Interface dataset entries:
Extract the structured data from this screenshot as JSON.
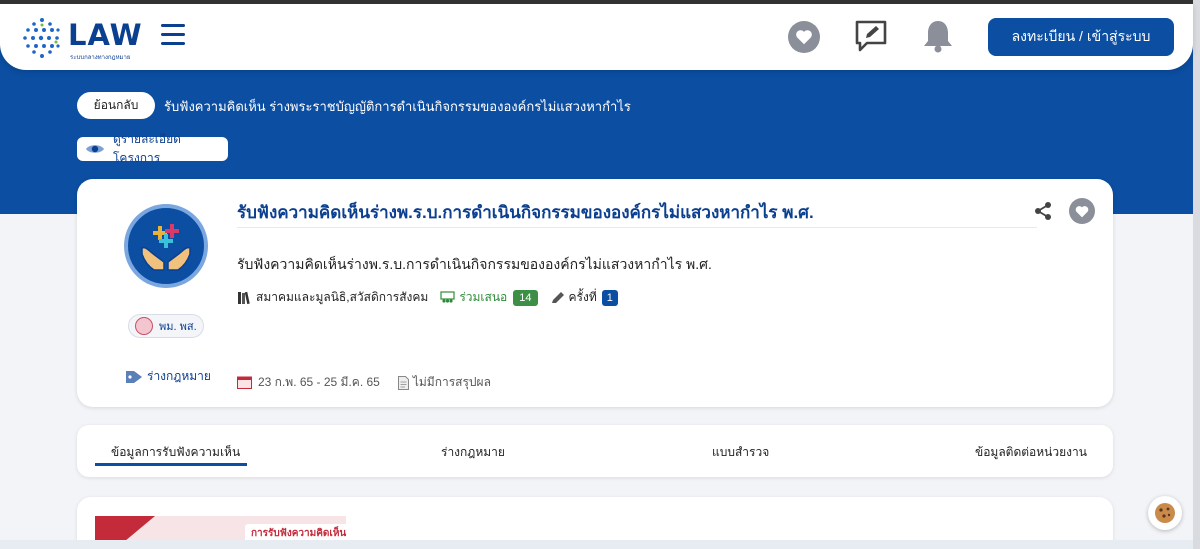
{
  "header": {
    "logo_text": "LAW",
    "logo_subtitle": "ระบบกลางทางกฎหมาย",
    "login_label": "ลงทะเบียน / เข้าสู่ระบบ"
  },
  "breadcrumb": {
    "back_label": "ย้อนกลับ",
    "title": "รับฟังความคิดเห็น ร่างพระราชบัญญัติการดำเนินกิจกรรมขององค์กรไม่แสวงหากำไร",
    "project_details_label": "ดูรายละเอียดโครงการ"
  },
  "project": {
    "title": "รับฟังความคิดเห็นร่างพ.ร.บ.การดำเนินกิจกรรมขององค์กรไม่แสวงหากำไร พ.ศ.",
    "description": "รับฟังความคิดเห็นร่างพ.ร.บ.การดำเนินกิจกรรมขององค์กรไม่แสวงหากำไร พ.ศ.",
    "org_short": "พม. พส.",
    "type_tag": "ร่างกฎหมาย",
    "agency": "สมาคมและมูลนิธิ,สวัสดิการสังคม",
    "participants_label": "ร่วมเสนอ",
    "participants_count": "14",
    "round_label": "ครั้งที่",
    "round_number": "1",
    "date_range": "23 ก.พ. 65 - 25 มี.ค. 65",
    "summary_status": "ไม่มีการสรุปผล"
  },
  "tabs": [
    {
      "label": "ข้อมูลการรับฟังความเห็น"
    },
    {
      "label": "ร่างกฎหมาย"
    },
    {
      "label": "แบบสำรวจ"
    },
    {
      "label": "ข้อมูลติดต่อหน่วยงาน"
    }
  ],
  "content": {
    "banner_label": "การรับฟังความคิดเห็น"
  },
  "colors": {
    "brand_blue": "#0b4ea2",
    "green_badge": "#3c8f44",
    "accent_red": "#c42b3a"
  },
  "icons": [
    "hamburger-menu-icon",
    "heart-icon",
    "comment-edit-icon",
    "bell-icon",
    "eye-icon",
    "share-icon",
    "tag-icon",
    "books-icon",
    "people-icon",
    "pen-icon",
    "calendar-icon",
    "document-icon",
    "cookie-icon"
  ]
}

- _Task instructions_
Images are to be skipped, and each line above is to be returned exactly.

- _Output of the task_
Extract the structured data from this screenshot as JSON.
{
  "header": {
    "logo_text": "LAW",
    "logo_subtitle": "ระบบกลางทางกฎหมาย",
    "login_label": "ลงทะเบียน / เข้าสู่ระบบ"
  },
  "breadcrumb": {
    "back_label": "ย้อนกลับ",
    "title": "รับฟังความคิดเห็น ร่างพระราชบัญญัติการดำเนินกิจกรรมขององค์กรไม่แสวงหากำไร",
    "project_details_label": "ดูรายละเอียดโครงการ"
  },
  "project": {
    "title": "รับฟังความคิดเห็นร่างพ.ร.บ.การดำเนินกิจกรรมขององค์กรไม่แสวงหากำไร พ.ศ.",
    "description": "รับฟังความคิดเห็นร่างพ.ร.บ.การดำเนินกิจกรรมขององค์กรไม่แสวงหากำไร พ.ศ.",
    "org_short": "พม. พส.",
    "type_tag": "ร่างกฎหมาย",
    "agency": "สมาคมและมูลนิธิ,สวัสดิการสังคม",
    "participants_label": "ร่วมเสนอ",
    "participants_count": "14",
    "round_label": "ครั้งที่",
    "round_number": "1",
    "date_range": "23 ก.พ. 65 - 25 มี.ค. 65",
    "summary_status": "ไม่มีการสรุปผล"
  },
  "tabs": [
    {
      "label": "ข้อมูลการรับฟังความเห็น"
    },
    {
      "label": "ร่างกฎหมาย"
    },
    {
      "label": "แบบสำรวจ"
    },
    {
      "label": "ข้อมูลติดต่อหน่วยงาน"
    }
  ],
  "content": {
    "banner_label": "การรับฟังความคิดเห็น"
  },
  "colors": {
    "brand_blue": "#0b4ea2",
    "green_badge": "#3c8f44",
    "accent_red": "#c42b3a"
  },
  "icons": [
    "hamburger-menu-icon",
    "heart-icon",
    "comment-edit-icon",
    "bell-icon",
    "eye-icon",
    "share-icon",
    "tag-icon",
    "books-icon",
    "people-icon",
    "pen-icon",
    "calendar-icon",
    "document-icon",
    "cookie-icon"
  ]
}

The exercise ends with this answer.